Work order.
Which lines below contain "JSON"? Copy every one of them.

Data for analysis.
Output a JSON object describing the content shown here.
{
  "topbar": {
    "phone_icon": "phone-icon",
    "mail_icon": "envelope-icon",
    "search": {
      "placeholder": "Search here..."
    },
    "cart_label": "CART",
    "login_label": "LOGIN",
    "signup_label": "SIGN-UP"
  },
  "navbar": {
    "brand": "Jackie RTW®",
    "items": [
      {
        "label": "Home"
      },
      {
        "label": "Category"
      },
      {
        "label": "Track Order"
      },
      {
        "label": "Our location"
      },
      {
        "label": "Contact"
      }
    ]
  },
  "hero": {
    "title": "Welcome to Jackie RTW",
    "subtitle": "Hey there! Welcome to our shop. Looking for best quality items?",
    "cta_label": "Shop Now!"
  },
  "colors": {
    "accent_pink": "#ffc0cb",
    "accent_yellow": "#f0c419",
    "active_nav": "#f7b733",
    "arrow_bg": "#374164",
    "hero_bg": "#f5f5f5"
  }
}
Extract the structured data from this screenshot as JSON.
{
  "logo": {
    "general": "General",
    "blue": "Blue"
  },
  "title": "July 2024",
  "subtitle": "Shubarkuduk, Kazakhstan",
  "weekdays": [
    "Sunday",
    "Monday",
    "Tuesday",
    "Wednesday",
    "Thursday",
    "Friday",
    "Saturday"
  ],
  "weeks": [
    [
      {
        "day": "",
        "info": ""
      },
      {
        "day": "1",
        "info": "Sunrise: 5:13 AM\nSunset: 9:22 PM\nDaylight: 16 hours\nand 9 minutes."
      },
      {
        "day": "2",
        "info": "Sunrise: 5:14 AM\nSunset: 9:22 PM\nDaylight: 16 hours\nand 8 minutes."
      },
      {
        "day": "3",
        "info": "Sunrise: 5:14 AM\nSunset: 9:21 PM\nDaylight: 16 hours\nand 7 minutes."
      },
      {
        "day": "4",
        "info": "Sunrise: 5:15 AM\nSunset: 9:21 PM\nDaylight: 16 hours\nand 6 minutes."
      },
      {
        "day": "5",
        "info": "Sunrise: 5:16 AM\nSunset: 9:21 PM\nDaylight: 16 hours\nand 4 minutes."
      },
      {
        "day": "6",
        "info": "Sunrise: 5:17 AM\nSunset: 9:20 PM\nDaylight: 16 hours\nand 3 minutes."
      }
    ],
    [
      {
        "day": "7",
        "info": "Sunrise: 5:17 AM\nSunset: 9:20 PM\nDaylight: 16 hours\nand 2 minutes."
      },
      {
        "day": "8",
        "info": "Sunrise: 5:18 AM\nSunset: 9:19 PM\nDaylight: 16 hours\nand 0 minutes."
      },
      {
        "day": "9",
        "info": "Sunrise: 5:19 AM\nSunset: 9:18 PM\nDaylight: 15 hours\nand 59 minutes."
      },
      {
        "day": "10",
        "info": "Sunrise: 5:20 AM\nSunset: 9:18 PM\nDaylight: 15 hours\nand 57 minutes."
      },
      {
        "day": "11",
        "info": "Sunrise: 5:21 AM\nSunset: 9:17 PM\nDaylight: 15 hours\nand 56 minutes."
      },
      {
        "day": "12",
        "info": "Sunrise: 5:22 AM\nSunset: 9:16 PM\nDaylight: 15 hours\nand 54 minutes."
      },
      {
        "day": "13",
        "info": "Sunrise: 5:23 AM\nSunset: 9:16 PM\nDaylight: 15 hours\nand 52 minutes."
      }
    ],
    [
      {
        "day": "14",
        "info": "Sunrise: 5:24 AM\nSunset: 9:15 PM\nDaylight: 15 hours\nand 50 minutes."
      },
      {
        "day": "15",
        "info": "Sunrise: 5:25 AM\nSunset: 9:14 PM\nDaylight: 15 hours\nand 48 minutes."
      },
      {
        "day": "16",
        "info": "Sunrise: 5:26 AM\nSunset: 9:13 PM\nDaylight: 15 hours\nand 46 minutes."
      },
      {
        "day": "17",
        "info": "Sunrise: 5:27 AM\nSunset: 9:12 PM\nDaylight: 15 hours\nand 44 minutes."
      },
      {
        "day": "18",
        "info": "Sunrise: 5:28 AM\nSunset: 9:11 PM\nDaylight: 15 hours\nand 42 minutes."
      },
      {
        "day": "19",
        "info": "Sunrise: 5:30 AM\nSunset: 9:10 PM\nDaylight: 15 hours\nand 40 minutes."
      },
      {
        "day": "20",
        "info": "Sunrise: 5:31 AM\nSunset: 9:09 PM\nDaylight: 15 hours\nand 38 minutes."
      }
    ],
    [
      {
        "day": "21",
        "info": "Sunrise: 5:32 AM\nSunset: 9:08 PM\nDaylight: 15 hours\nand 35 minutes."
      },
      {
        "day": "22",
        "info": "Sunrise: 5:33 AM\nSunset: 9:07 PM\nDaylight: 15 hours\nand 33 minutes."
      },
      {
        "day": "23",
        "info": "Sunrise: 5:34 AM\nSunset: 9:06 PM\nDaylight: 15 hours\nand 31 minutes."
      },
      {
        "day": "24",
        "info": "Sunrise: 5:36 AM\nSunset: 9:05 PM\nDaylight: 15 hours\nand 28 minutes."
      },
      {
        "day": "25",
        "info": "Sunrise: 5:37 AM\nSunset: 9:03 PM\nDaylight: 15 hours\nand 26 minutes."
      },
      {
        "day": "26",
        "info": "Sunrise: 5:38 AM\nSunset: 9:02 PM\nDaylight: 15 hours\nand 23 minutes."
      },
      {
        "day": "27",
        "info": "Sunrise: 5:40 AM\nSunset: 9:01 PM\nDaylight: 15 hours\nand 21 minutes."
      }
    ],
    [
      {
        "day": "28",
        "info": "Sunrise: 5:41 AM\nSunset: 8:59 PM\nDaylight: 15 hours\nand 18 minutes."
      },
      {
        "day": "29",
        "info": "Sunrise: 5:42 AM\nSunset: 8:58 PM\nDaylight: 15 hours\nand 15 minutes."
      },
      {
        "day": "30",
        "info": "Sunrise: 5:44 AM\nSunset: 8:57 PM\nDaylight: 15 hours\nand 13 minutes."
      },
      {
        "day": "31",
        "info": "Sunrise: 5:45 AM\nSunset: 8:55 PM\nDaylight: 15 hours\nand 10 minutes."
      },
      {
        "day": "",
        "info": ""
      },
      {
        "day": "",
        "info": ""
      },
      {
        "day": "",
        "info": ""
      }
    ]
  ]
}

Result of the exercise.
Output a JSON object describing the content shown here.
Extract the structured data from this screenshot as JSON.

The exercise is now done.